Protect and condition: these are the two main things you need to know when it comes to leather shoes and bags.
Just like our own skin, leather contains oils and fats that keep it supple. If these oils dry out, the surface of the leather will begin to crack.
Leather’s worst enemy is water, followed by heat, so preventative measures to make sure that leather doesn’t get wet is a must. There are a number of water and stain repellent products on the market, and treating your goods before using them is a great first step. Bear in mind that this won’t make them 100% waterproof though, so try not to use your leather goods in wet conditions.
Handmade by artisan leather craftsmen in Devon, this Baja Travel Bag by Tanner Bates is made from full grain oak bark leather.
Leather, in general, is quite porous, and it will lose moisture through evaporation, particularly if exposed to a lot of sunlight or hot, dry conditions. Expert Devon leatherworkers Tanner Bates recommend using a hide food about twice a year. This is a blend of pH balanced natural waxes and oils, perfect for feeding Oak Bark and other naturally tanned leathers.
Products like this moisturise and feed the leather, prolonging its life and restoring suppleness. Rub a dose into the outside (the grain side) of the leather and leave overnight. Any surplus not absorbed by the next day can be wiped off with a lint free cloth and brushed with a soft clean shoe brush.
Cream polishes are another great way to bring out the shine, add a bit of colour to faded leather and also help moisturise the leather. Just make sure you choose a matching polish for the leather, and buff with a clean, soft cloth afterwards to give it that extra shine and take off excess polish.

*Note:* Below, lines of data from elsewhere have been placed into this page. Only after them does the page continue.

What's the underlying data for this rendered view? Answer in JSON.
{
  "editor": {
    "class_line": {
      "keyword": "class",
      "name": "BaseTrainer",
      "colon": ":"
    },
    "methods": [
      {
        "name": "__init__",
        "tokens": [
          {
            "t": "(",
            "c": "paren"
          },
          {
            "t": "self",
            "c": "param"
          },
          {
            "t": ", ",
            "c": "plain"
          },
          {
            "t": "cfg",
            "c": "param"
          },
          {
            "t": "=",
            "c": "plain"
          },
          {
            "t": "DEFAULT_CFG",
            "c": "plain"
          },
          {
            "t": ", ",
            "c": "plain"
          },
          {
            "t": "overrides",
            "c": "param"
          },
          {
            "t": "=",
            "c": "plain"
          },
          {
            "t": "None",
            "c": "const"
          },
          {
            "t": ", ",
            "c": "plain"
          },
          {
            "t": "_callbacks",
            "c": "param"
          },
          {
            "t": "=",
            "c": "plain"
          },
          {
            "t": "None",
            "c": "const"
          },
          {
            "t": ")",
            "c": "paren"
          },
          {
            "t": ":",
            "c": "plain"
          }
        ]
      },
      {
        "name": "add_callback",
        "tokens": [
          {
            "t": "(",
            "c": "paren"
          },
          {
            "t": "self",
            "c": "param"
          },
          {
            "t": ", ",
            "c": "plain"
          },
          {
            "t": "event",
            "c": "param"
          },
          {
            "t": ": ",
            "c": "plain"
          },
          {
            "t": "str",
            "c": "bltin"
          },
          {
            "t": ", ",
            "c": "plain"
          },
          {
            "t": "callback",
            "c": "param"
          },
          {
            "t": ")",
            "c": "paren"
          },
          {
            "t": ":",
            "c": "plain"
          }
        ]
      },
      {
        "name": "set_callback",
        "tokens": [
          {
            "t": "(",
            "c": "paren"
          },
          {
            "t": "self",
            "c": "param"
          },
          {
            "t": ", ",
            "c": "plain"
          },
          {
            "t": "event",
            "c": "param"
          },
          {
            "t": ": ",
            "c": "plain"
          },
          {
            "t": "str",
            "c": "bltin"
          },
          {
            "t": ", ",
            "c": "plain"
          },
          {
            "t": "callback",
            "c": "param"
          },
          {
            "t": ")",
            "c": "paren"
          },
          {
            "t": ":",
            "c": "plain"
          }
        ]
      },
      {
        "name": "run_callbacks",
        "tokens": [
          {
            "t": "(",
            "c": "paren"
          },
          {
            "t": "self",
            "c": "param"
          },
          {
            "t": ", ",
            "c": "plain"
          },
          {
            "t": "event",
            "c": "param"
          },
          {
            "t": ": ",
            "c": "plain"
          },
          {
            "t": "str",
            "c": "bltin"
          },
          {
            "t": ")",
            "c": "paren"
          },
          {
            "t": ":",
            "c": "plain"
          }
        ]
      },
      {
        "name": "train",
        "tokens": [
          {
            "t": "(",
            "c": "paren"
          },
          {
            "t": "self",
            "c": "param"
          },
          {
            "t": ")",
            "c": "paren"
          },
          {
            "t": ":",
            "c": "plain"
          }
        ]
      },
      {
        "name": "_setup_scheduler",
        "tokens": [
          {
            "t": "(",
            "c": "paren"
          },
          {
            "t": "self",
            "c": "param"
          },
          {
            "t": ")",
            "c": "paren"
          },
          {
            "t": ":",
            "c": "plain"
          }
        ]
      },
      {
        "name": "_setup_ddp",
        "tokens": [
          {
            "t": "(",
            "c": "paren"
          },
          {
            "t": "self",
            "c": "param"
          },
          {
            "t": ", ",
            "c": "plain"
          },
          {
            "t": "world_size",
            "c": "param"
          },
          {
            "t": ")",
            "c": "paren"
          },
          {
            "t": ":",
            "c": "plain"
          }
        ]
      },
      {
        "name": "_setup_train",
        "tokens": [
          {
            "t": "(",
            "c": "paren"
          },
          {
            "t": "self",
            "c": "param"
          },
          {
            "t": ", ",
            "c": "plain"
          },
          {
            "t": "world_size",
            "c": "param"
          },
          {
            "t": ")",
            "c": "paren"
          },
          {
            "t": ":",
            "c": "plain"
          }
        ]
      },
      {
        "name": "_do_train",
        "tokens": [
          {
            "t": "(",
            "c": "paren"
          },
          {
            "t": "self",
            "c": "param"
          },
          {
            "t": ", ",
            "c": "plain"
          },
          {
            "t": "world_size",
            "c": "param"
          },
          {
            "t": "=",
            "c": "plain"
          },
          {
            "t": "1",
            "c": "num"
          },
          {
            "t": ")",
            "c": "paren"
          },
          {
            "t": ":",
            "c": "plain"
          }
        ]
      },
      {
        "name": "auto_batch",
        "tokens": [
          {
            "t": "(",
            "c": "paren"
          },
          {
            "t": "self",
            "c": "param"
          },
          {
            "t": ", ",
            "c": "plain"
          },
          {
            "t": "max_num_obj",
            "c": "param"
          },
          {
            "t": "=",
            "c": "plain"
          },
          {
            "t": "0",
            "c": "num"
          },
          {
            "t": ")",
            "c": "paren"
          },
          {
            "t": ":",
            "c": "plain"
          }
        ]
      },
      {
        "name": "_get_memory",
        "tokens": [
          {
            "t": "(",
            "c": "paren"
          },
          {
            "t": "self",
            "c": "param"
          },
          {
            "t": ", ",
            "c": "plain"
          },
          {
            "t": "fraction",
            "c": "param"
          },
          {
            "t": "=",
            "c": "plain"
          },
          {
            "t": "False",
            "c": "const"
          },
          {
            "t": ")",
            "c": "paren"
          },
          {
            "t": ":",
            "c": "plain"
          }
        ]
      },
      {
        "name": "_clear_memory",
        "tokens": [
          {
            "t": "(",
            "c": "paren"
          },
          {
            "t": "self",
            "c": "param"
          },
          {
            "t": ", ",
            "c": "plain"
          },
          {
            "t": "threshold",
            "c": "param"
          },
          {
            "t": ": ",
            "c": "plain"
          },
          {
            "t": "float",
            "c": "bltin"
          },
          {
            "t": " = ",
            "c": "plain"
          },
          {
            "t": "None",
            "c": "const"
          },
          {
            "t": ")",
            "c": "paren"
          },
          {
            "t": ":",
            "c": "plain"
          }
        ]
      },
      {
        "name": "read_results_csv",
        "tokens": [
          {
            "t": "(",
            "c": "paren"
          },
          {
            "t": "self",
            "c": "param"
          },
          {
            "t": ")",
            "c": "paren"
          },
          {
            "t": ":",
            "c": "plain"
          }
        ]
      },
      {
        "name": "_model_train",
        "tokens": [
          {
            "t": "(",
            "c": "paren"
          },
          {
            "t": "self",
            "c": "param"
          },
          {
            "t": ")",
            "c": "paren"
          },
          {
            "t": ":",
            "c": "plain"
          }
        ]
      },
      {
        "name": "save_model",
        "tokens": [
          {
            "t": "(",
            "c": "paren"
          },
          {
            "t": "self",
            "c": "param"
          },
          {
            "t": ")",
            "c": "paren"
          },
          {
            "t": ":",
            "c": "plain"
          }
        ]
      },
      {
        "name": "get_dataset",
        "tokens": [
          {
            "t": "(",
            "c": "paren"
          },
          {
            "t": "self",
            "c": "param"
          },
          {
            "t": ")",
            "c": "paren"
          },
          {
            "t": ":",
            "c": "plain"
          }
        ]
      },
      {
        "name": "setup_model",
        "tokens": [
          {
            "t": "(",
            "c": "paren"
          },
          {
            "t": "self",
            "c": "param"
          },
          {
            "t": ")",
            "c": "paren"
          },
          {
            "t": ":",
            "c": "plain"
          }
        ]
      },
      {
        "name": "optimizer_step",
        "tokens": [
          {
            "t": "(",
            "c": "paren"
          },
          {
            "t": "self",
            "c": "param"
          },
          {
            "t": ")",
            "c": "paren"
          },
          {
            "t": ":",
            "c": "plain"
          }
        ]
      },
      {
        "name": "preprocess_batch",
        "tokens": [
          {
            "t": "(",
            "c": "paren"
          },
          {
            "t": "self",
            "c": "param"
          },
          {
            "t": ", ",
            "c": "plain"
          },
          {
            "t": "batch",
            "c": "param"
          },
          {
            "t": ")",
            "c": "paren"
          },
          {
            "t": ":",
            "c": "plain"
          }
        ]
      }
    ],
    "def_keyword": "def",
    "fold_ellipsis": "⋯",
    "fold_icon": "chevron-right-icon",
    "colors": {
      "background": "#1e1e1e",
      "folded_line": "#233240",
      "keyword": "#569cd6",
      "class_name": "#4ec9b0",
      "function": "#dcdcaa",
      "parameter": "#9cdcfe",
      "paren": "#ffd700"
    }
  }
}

But what should you do if you unexpectedly get caught up in the rain or accidentally knock a glass of water onto your leather bag? The first thing to do is to soak up the excess moisture with an absorbent towel or cloth and allow for it to air dry. Resist the urge to use a hair dryer or expose it in direct sunlight or other heat sources such as heat vents or radiators, as heat warps the leather and dries it out. You don’t want those unsightly cracks at all!
Leather goods need to breathe, so it is essential not to use plastic containers to store your shoes and bags, as this will cause mould to grow. For bags, use dust bags or even cotton pillowcases, and include a couple of silica gel packets to absorb the moisture. There are many great videos on suede and leather care, this is one of them.
And last but not least, find a good, neighbourhood cobbler for shoes and bags as an investment. Not only can they buffer and polish your goods to the shiniest standard, but they also have a few tricks up their sleeves such as mending a leather tear and other services such as shoe stretching or colour re-dyeing.